BASF now offers a new module for simulating applications of injection-molded components. BASF’s Ultrasim® simulation tool has long been able to deliver precise calculations of the anisotropic mechanical behavior of fiber-filled plastics after manufacturing in the injection-molding process. But another service has now been added: a thermomechanical model for fiber-reinforced thermoplastics now enables precise forecasts of temperature-dependent deformation via simulations.
One major benefit for customers is that they can now identify possible weak points virtually during the actual development phase for components and prevent them before the start of the series production phase. The new module considers the complex thermomechanical material behavior, the impact of the anisotropic fiber orientation as well as temperature distributions and changes in the component.
“During the early development phase, it is absolutely essential to make detailed forecasts for the end product,” says Andreas Wonisch, simulation expert at BASF. “Particularly with high-performance plastics that are used in cars and are exposed to huge temperature differences, possible deformations need to be predicted.”
Fiber-filled plastics display very complex thermodynamic behavior. Under a thermal load, there may be undesired deformations which depend on the local temperature and fiber orientation in the component. This is especially critical for E&E components with integrated switching elements. The highly sensitive electronics must not sustain any damage. Exact prediction of the thermal deformation with prior simulation using Ultrasim® thus saves time and money in the development process.
With extensive measurements directly on the material and on injection-molded test specimens, Ultrasim® offers comprehensive material characterization across the full temperature range. Instead of simulating at one single temperature it is possible to recalculate the typical temperature load from -40 to 150°C for various applications. The influence of the fiber orientation in the component, which results in anisotropic thermomechanical behavior, is considered through integration of the process simulation.
This allows for a much more comprehensive simulation, taking account of the rheological and thermal properties and the fiber orientation from the injection-molding process. The consequence is that component faults are identified and avoided at an early stage. BASF already uses the calculation model for a large number of applications, primarily for the automotive industry.
The issue of electric mobility presents great challenges for the automotive sector. New and innovative components that need to protect highly sensitive conductor tracks, sensors or circuit boards are being developed. With severe temperature differences, no deformations to the components and thus damage to the electronics should occur. The new Ultrasim® module has already been successful with different parameters in various customer projects, for example a control electronics system.

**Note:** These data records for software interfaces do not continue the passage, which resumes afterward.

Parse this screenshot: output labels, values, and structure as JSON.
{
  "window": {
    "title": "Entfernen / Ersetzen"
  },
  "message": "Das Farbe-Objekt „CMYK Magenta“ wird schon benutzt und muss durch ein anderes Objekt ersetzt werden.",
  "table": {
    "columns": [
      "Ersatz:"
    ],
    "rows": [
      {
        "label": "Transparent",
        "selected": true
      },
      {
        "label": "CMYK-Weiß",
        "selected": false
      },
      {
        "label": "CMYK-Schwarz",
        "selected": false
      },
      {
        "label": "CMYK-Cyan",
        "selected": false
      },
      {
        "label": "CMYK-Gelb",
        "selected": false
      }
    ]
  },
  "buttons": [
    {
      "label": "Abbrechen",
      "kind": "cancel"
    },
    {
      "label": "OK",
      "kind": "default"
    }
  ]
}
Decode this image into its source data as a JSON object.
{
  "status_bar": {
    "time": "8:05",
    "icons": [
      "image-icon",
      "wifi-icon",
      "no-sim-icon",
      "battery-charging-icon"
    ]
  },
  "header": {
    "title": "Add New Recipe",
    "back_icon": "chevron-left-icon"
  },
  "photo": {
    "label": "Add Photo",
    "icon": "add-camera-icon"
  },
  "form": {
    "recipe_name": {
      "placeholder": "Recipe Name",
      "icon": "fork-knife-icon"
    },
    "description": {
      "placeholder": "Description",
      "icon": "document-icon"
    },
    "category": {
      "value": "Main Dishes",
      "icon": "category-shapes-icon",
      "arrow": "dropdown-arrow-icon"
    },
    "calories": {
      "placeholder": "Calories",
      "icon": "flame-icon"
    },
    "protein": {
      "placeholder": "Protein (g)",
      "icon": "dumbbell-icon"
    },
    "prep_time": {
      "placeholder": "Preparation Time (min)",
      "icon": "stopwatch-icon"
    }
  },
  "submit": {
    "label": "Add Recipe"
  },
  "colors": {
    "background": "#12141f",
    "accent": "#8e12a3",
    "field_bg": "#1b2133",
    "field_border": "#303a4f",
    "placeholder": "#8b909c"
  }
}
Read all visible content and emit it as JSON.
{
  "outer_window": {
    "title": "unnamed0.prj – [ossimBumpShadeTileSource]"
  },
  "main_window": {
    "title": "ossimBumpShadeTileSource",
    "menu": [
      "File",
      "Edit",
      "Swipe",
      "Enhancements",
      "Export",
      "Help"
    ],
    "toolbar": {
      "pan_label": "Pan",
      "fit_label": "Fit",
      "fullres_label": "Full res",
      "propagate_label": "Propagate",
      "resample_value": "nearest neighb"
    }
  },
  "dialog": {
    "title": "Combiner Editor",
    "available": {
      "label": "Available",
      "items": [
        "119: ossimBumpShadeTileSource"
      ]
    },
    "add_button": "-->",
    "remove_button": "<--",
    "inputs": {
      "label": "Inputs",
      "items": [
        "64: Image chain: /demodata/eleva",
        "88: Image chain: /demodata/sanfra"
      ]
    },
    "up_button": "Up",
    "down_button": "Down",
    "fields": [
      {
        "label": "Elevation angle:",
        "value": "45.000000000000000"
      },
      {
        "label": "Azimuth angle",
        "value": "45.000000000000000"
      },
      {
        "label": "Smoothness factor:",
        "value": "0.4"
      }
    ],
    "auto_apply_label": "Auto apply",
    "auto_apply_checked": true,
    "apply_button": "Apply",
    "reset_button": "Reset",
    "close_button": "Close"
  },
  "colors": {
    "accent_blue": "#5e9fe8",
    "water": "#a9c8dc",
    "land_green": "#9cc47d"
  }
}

The simulation of thermal expansion for housings of electronic control units (ECUs) displayed very good conformity across the whole temperature range that was investigated. Other possible uses of the simulation tool would be for plastic components in headlights in which extensive power electronics are used and heat dissipation has an effect.